He believes the Board of Health is too intertwined with the politics of Huron County and that many of its constituent municipalities share in the revenue from these projects.
“They have a conflict of interest,” says Ryan.
“Some municipalities benefit from a vibrancy fund from the projects in their community. Then that member goes to a public Board of Health meeting where they are called upon to vote on a health investigation related to industrial wind turbines—an investigation that could lead to further regulation and impact the production of power and revenue. I would say that is a conflict of interest, at least indirectly.”

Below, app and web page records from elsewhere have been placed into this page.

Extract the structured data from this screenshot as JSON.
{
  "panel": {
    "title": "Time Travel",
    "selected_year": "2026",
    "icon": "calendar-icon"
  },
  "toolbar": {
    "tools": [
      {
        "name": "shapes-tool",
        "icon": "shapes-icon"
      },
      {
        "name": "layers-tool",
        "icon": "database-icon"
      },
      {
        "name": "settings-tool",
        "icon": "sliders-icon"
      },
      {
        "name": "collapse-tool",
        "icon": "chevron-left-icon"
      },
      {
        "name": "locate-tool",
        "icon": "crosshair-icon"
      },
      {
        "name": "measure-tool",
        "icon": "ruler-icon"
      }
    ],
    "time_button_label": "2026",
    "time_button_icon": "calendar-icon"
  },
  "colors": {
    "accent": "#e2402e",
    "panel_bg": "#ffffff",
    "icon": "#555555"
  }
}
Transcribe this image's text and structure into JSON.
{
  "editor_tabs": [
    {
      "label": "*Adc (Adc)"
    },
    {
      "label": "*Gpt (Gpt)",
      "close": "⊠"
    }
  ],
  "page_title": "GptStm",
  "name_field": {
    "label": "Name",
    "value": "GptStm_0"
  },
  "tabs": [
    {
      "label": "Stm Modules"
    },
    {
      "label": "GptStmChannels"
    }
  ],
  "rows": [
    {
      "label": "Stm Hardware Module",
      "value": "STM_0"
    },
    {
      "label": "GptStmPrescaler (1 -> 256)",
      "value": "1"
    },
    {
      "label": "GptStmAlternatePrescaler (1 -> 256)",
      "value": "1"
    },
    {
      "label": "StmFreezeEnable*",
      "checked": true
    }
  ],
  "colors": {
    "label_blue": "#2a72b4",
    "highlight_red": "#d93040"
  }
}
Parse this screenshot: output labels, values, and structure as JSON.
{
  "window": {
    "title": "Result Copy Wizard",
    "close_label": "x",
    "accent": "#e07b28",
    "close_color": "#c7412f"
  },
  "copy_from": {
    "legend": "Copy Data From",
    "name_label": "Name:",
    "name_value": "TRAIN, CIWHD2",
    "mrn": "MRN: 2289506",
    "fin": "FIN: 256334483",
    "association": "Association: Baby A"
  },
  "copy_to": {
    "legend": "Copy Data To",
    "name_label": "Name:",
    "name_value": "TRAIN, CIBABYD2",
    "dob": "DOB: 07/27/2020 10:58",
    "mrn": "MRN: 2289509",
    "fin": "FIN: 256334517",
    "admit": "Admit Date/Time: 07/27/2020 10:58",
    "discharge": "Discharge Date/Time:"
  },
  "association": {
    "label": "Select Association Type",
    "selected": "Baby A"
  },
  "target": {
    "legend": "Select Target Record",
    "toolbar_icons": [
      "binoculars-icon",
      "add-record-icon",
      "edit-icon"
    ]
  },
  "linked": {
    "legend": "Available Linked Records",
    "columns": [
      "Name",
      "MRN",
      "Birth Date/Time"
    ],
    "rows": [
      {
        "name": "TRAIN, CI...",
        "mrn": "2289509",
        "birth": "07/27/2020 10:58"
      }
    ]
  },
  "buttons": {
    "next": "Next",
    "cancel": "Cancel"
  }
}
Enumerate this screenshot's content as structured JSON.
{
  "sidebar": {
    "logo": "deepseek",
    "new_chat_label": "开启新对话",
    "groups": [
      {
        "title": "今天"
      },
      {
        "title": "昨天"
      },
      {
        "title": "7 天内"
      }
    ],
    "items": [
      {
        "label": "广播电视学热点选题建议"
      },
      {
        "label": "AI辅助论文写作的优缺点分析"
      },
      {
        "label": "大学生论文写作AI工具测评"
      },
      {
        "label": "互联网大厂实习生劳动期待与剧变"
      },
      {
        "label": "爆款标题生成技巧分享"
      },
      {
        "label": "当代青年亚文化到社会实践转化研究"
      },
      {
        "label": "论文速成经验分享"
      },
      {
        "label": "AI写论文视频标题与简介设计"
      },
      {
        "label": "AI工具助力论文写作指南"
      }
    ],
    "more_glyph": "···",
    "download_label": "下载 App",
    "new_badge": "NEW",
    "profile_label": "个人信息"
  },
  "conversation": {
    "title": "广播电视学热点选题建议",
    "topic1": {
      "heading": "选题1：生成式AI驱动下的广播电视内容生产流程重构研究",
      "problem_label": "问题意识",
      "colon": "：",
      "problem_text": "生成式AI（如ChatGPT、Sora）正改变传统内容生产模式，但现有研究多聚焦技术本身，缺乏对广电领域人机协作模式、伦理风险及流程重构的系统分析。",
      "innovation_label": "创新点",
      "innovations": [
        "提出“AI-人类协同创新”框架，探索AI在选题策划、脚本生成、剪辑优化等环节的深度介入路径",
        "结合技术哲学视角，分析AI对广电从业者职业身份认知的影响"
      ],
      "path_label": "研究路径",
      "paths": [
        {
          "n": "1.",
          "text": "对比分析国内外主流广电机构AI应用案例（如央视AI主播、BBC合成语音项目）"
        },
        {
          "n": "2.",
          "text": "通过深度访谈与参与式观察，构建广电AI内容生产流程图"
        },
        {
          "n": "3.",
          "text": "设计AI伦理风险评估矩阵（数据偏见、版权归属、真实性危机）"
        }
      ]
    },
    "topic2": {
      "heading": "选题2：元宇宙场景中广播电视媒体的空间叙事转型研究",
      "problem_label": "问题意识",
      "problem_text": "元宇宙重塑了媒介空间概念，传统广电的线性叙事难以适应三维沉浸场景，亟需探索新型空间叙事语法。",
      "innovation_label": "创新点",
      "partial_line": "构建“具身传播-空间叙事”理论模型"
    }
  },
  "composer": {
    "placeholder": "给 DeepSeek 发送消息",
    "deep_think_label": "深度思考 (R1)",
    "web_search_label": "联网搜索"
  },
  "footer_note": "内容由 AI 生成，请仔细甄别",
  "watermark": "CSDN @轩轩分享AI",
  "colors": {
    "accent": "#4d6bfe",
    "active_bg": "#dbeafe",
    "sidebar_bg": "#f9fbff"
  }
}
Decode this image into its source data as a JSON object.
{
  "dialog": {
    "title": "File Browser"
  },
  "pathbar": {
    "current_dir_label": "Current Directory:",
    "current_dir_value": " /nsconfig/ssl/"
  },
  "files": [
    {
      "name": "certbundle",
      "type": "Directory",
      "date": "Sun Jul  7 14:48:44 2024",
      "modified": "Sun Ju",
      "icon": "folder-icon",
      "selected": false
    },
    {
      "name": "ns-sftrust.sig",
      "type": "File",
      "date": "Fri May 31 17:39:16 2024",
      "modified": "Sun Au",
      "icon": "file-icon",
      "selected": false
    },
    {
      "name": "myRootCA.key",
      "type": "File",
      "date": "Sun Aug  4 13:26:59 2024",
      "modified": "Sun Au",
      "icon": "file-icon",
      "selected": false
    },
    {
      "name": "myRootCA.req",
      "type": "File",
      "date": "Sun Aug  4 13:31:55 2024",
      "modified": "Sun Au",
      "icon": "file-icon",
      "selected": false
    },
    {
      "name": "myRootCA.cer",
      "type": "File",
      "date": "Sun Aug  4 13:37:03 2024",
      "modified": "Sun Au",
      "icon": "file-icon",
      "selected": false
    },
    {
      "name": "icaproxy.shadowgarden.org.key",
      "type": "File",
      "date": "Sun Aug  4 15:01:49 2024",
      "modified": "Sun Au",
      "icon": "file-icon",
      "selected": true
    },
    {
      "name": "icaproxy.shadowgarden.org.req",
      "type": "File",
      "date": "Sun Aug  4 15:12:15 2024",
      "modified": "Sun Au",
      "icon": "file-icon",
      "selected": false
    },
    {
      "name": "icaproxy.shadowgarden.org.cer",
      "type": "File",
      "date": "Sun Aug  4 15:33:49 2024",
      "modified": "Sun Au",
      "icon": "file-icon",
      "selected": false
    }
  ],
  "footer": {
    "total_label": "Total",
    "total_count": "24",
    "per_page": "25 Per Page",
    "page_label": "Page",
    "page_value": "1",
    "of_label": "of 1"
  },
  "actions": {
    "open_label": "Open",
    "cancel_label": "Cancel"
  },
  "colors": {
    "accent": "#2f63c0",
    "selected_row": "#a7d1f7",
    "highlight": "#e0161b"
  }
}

Ryan says others members fear arousing the ire of the province. He says the Bluewater mayor told him that three-quarters of the Board of Health funding came from the province. Ryan suggests that the board worries that more questions and investigations could jeopardize its funding.
But Ryan says the Board of Health ought to be focused on the health of its residents rather than its funding.
Ryan says people in his community want answers. The number of turbines in Huron County is slated to grow to more than 520. They want to know if industrial wind turbines are a risk to their health. He was hopeful that Dr. Owen’s investigations would produce answers.
But Dr. Owen is gone and her investigation is in limbo.
He predicts that if this investigation is quashed in Huron County, no other community will take it on. Besides, it is a perfect laboratory, according to Ryan. Few other jurisdictions around the world have so many industrial wind turbines jammed into such small areas as in Huron County.
Mayor Tyler Hessel declined to respond to a request for comment from The Times.